Voices were raised at the time of the takeover as to the wisdom of green-lighting Chinese control over such a large segment of the U.S food chain. Daniel M. Slane of the US-China Economic and Security Review Commission told Congress he had concerns over Shuanghui’s strategic ties to the Chinese government, preferential access to subsidies, and so on. Debbie Stabenow, Democratic Senator for Michigan, worried that the Chinese company meant to use Smithfield’s processing technology to build up its own capabilities at home and undercut U.S. pork exports to the Pacific Rim. In the end, though, faith in open markets, and in Chinese money, prevailed.
Simply a case of one private company buying another is how Smithfield’s CEO, Larry Pope, described the merger in a Senate hearing. Only it clearly never was that simple, was it? In-keeping with its efforts in the field of currency manipulation, credit from Beijing gives Chinese companies a huge advantage over competitors in the U.S. and elsewhere.

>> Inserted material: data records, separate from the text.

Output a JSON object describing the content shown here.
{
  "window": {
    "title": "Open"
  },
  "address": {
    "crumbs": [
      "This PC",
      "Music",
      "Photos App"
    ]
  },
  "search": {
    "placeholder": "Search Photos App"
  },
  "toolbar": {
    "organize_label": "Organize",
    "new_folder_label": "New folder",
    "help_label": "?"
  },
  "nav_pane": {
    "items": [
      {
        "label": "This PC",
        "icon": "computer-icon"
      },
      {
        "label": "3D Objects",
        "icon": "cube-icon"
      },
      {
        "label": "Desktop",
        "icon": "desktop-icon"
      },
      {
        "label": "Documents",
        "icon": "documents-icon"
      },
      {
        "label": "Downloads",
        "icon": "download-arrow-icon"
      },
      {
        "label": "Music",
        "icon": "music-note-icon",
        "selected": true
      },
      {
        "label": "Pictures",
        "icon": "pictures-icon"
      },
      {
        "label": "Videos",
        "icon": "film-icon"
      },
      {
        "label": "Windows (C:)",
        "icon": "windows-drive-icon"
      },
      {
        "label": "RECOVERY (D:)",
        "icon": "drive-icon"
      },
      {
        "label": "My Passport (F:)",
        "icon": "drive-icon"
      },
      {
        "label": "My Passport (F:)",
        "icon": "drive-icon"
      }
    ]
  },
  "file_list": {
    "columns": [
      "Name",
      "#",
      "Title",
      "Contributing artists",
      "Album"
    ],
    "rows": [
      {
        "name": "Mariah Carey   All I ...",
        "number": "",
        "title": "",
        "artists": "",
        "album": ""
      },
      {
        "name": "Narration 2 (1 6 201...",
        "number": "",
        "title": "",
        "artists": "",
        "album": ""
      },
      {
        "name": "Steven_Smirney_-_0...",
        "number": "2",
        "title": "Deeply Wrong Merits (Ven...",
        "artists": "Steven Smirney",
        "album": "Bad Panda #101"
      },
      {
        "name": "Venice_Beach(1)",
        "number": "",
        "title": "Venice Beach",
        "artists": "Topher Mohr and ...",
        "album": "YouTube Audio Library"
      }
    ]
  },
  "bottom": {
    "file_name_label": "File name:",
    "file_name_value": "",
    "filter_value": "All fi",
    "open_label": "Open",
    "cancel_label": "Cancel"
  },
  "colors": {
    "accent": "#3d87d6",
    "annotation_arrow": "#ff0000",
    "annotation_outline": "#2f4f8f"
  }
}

What we’re seeing here is partly about China securing stable food supplies for itself – the country already consumes about 50% of all pork globally and demand is rising sharply. In line with the government’s soon-to-elapse 12th Five Year Plan, Chinese businesses – state-owned or otherwise – have been investing in food assets around the world. Americans are far from alone in worrying about their producers being undercut or about Chinese corporations cornering markets. It may be tempting to shrug those concerns off as paranoid, but it’s probably judicious to wait until deals comparable to the Smithfield one are being sanctioned the other way round.
For America, making its own poor folks sick through turning swathes of itself into a hog farm capable of sustaining expanding waistlines in a formerly hermetic Communist state whose ruling party used to order its own agriculture along collective lines is perhaps both an achievement of sorts and further evidence of a crisis in the idea of American exceptionalism. After all, the whole point of an American-led world order was surely to encourage strains of American-style capitalism elsewhere. But being stung on the buttocks by globalisation was always a possibility too.